INSTRUCTIONS TO FOLLOW: Hand back the entries below exactly.

INPUT DATA:
_ _ _ _ _ _ _

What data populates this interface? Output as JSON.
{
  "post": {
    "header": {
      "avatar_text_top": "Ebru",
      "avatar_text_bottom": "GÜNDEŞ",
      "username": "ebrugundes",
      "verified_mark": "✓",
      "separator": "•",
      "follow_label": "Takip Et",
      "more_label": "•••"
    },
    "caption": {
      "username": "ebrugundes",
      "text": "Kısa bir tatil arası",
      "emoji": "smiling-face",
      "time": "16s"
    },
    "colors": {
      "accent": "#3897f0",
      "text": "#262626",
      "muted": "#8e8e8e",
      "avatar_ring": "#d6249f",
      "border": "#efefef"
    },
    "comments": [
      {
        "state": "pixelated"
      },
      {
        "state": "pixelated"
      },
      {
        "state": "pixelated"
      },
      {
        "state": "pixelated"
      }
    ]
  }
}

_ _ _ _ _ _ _

REPLY:
What data populates this interface? Output as JSON.
{
  "post": {
    "header": {
      "avatar_text_top": "Ebru",
      "avatar_text_bottom": "GÜNDEŞ",
      "username": "ebrugundes",
      "verified_mark": "✓",
      "separator": "•",
      "follow_label": "Takip Et",
      "more_label": "•••"
    },
    "caption": {
      "username": "ebrugundes",
      "text": "Kısa bir tatil arası",
      "emoji": "smiling-face",
      "time": "16s"
    },
    "colors": {
      "accent": "#3897f0",
      "text": "#262626",
      "muted": "#8e8e8e",
      "avatar_ring": "#d6249f",
      "border": "#efefef"
    },
    "comments": [
      {
        "state": "pixelated"
      },
      {
        "state": "pixelated"
      },
      {
        "state": "pixelated"
      },
      {
        "state": "pixelated"
      }
    ]
  }
}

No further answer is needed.